Germany’s Chancellor Angela Merkel has clinched a fourth term in office through general elections, while the hard-right AfD party has also won its first seats in parliament.
According to latest results from Sunday general elections, Merkel has won around 33 percent of the vote with her conservative Christian Union (CDU/CSU) bloc, AFP reported.
Merkel was followed by the Social Democrats and their candidate, Martin Schulz, who ended second by scoring about 20-21 percent of the vote. Schulz announced after elections that his party will serve as the opposition following Sunday’s general elections.
Exit polls also showed that in a surprising turn of events the anti-immigration Alternative for Germany (AfD) has captured around 13 percent of the vote, which made it the country's third biggest political party and enabled it to enter Germany’s parliament for the first time.

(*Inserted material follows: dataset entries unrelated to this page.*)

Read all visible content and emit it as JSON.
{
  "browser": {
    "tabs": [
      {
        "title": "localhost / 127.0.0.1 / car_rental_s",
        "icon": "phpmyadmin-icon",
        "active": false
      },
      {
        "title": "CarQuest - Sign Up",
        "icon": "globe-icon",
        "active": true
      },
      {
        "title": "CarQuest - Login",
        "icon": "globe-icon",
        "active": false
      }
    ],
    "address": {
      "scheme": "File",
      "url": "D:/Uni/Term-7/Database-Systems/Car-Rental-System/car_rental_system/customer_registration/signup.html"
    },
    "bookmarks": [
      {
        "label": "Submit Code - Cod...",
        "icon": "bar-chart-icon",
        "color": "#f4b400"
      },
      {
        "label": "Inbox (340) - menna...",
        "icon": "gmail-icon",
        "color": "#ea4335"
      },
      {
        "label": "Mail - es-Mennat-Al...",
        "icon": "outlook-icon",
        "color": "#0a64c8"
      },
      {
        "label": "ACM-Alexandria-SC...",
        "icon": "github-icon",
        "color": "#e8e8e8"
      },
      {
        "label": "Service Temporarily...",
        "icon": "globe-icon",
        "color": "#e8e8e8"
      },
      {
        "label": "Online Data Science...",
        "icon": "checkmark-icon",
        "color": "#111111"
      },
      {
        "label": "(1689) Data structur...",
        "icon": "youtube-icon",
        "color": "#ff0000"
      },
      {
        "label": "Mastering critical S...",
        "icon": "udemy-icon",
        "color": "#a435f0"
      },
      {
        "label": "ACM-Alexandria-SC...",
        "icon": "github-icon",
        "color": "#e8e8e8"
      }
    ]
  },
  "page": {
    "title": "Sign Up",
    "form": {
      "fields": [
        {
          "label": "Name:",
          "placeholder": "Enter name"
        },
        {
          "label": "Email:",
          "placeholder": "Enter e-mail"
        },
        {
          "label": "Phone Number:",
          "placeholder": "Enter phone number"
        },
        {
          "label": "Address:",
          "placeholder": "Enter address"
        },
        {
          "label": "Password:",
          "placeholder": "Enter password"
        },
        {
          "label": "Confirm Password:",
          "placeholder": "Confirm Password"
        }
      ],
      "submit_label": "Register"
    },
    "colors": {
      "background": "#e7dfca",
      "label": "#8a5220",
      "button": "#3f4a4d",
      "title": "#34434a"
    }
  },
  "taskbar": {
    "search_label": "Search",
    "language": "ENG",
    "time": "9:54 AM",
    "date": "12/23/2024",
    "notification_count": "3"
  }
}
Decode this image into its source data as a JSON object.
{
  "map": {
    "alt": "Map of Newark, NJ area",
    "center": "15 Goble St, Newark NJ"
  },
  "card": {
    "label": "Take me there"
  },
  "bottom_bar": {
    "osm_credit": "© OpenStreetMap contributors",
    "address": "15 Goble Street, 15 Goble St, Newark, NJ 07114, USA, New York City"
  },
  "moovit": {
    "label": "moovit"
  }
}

A recent poll, conducted by the INSA institute for the local Bild daily, showed sliding support for CDU by two percentage points to 34 percent, and the SPD, down by one point to 21 percent. The hard-right AfD rose by two percentage points to 13 percent.
The 63-year-old Merkel saw a decline in her approval ratings over the past two years, mainly due to a decision at the beginning of 2015 to allow hundreds of thousands of refugees into Germany. However, her success in controlling the refugee inflow and her message that the German economy needs to be rendered fit for the future by investing in digital technologies seem to have won hearts in the run-up to the parliamentary elections.
The AfD, a nationalist, anti-Islam party, has hugely capitalized on Merkel’s fall in several states.